Jay Pharoah stars as Floyd Mooney, an African-American comedian whose star is on the rise. But the path to stardom is a minefield that Floyd must navigate to maintain his credibility while trying to become “white famous.”
‘White famous’ appears to be a pejorative term among blacks, designating a black comedian or other celebrity whose wealth and fame are the product of adoration by white middle America.
From an overall positive Salon review written by one Melanie McFarland, who by her picture appears mulatto:
Performers of color have long known that the place is far more libertine than truly liberal, and we see Floyd live that truth as he break through layer upon layer craziness in his quest for fame.
Floyd is a successful comic with a devoted black fanbase, and the series opens in the midst of his stand-up performance… Pointing out the lone white woman in the audience, he gets laughs by calling her to the stage and announcing she’s been adopted by the community.

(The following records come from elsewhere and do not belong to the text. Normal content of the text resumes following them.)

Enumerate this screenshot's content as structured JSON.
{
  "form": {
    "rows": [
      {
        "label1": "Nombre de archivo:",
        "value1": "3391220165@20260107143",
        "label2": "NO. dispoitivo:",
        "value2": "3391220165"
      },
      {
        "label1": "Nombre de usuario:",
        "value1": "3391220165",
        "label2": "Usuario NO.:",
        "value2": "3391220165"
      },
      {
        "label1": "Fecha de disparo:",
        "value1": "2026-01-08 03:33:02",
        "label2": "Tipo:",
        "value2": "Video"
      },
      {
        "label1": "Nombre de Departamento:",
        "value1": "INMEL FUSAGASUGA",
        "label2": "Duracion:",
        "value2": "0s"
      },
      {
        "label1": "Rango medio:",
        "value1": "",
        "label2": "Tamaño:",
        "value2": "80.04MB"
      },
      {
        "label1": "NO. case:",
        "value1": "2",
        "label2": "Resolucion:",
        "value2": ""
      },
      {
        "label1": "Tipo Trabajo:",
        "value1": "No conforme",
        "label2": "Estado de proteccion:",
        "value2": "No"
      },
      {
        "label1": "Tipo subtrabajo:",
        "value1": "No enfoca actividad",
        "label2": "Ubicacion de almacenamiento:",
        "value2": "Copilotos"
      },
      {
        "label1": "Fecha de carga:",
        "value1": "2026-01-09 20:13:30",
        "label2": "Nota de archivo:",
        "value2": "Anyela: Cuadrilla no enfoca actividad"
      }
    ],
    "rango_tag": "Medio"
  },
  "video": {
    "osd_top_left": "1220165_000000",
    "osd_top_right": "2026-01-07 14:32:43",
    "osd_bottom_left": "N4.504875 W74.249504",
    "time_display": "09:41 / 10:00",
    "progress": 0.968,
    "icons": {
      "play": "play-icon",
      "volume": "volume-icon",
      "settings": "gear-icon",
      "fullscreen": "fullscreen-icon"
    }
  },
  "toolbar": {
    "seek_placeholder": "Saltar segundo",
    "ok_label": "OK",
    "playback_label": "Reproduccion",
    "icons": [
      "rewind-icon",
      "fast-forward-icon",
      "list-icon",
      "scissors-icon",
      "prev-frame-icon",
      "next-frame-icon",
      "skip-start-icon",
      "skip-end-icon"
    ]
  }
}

The room breaks into convivial laughter.
I can envision this scene playing out again later very differently, after Floyd’s brand has exploded and his audience’s racial makeup has shifted…
But what about all that misogyny which saturates the black male subculture?
“White Famous” has its flaws, particularly with regard to the pilot’s denigrating view of gender; in a key scene elements of femininity are used, literally, as a tools of emasculation. (Kapinos’ humor palette is overwhelmingly male-centric, as he proved in “Californication,” so this isn’t particularly shocking.) Even so, it’s a legitimately pointed examination of the perils of attaining mainstream fame, exposing the apprehensive churn people like Floyd are subjected on their way up the ladder. For Floyd, there’s the matter of being true to his brand while expanding his profile. His fans adore his down-to-Earth nature, but his idol wants to offer him a shot — contingent on a condition Floyd finds to be embarrassing.
McFarland quickly gets beyond this caveat, hoping to elevate the show towards its apparent (and socially never ending) black concern with Racism™, as well as ghetto ‘authenticity’ and its war against assimilation.
At just about every step Floyd is objectified and taken advantage of in ways he rarely seeing coming. Entitlement, cluelessness, bravura and simply craziness rule the world around him, and he’d be more than happy to opt out of the madness entirely.
But the series also suggests that our new age of rampant capitalism and branding the cautionary concept of “selling out,” while not entirely obsolete, may be antiquated. Floyd doesn’t believe that to be the case in his heart of hearts, and his best friend Ron Balls (Jacob Ming-Trent) co-signs that idea when he warns Malcolm to help Floyd stay true to the fans that brought him up. But Floyd also has a son to raise, Trevor (the adorable Lonnie Chavis) and a girlfriend to win back, Sadie (Cleopatra Coleman).
The show sounds absolutely unbearable.